May’s Solar Eclipse

There will be a solar eclipse visible (weather permitting) to observers in East Asia, the North Pacific and most of North America on May 20 (May 21 for those of you in the eastern hemisphere).  This will be an “annular eclipse” of the Sun where the Moon almost covers the entire disk of the sun, leaving a ring of sunlight surrounding the Moon.

Actually, the view you see in the image below will be visible only to people within about a 150 mile (240 km) diameter band that stretches thousands of miles from southern China to northern Texas.  Most people in East Asia, the North Pacific and North America will see a partial eclipse of the Sun — where the Moon takes a ‘bite’ out of the solar disk.  Still, it will be quite a show!

Note that the eclipse will not be visible at all from the East Coast of the United States.

Click here to see an animated map showing the motion of the solar eclipse over the surface of Earth on May 20.  The red dot in the animation represents the locations on Earth where the complete annular eclipse (again, as shown below) will be visible. The shadowed area in the animated map represents the large area of Earth where the partial eclipse of the sun will be visible.

Annular Eclipse
An "annular eclipse" of the Sun, when the Moon covers most of the Sun's disk. Even during an annular eclipse it is dangerous to look at the Sun directly. Photo Credit: Solar Optical Observing Network (SOON) telescope, U.S. Air Force

Of course, one should never look directly at the sun — even during an eclipse the sun’s light can cause permanent damage to your eyes.

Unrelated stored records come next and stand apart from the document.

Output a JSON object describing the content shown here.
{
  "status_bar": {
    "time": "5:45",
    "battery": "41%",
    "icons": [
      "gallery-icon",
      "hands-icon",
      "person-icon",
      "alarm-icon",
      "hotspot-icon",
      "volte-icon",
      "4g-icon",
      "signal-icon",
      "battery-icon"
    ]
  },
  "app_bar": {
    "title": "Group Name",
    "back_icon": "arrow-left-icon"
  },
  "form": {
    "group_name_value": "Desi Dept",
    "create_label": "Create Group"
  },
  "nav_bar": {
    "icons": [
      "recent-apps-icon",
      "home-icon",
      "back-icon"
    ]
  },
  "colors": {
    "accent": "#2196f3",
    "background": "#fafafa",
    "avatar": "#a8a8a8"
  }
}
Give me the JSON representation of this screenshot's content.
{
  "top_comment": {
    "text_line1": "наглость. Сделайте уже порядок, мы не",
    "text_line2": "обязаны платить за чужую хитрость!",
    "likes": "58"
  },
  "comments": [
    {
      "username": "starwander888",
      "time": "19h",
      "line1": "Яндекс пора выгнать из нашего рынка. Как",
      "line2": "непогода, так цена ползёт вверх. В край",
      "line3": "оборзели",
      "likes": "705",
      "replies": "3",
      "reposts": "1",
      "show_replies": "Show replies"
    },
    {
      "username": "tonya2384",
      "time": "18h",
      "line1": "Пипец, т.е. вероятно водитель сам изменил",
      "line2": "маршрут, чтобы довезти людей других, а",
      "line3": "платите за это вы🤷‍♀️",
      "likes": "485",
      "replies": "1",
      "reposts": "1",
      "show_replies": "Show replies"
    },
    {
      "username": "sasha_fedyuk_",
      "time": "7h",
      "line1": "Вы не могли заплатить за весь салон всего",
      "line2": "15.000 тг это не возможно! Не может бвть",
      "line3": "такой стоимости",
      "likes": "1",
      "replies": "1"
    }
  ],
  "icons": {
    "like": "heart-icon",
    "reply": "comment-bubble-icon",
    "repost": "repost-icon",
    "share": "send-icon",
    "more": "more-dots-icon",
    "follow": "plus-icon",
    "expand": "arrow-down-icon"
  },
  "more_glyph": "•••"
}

Check out this online guide to safely viewing an eclipse.

Sky & Telescope magazine has an excellent online guide to this eclipse that will provide more details.  Of course, your local news media will undoubtedly provide viewing information for your locale.

The Planets in the Night Sky

This is a good month for viewing the planets Venus, Mars and Saturn.  Venus is the ‘evening star’ — the bright point of light in the western sky during the early evening hours.  The red planet Mars is in the Name A Star Live constellation Leo, near Leo’s star “Regulus,” and Saturn is in the Name A Star Live constellation Virgo, near Virgo’s star “Spica.”

Mars on May 1, 2012
The Moon, the planet Mars and the constellation Leo on May 1, 2012.

Finding your star in the night sky

Stars are located within constellations, which are just areas of the night sky. Scorpius, Aries and Taurus are examples of constellations. Your Name A Star Live Star Certificate displays the name of your constellation. You can use our online World Constellation Guide to determine if you can see your constellation during the evening hours (between sunset and midnight). Of course, you’ll need a telescope to see your star.  But you can see your constellation without the use of a telescope. You can also find your constellation by using our Virtual Planetarium™ astronomy software. A planisphere is another useful device.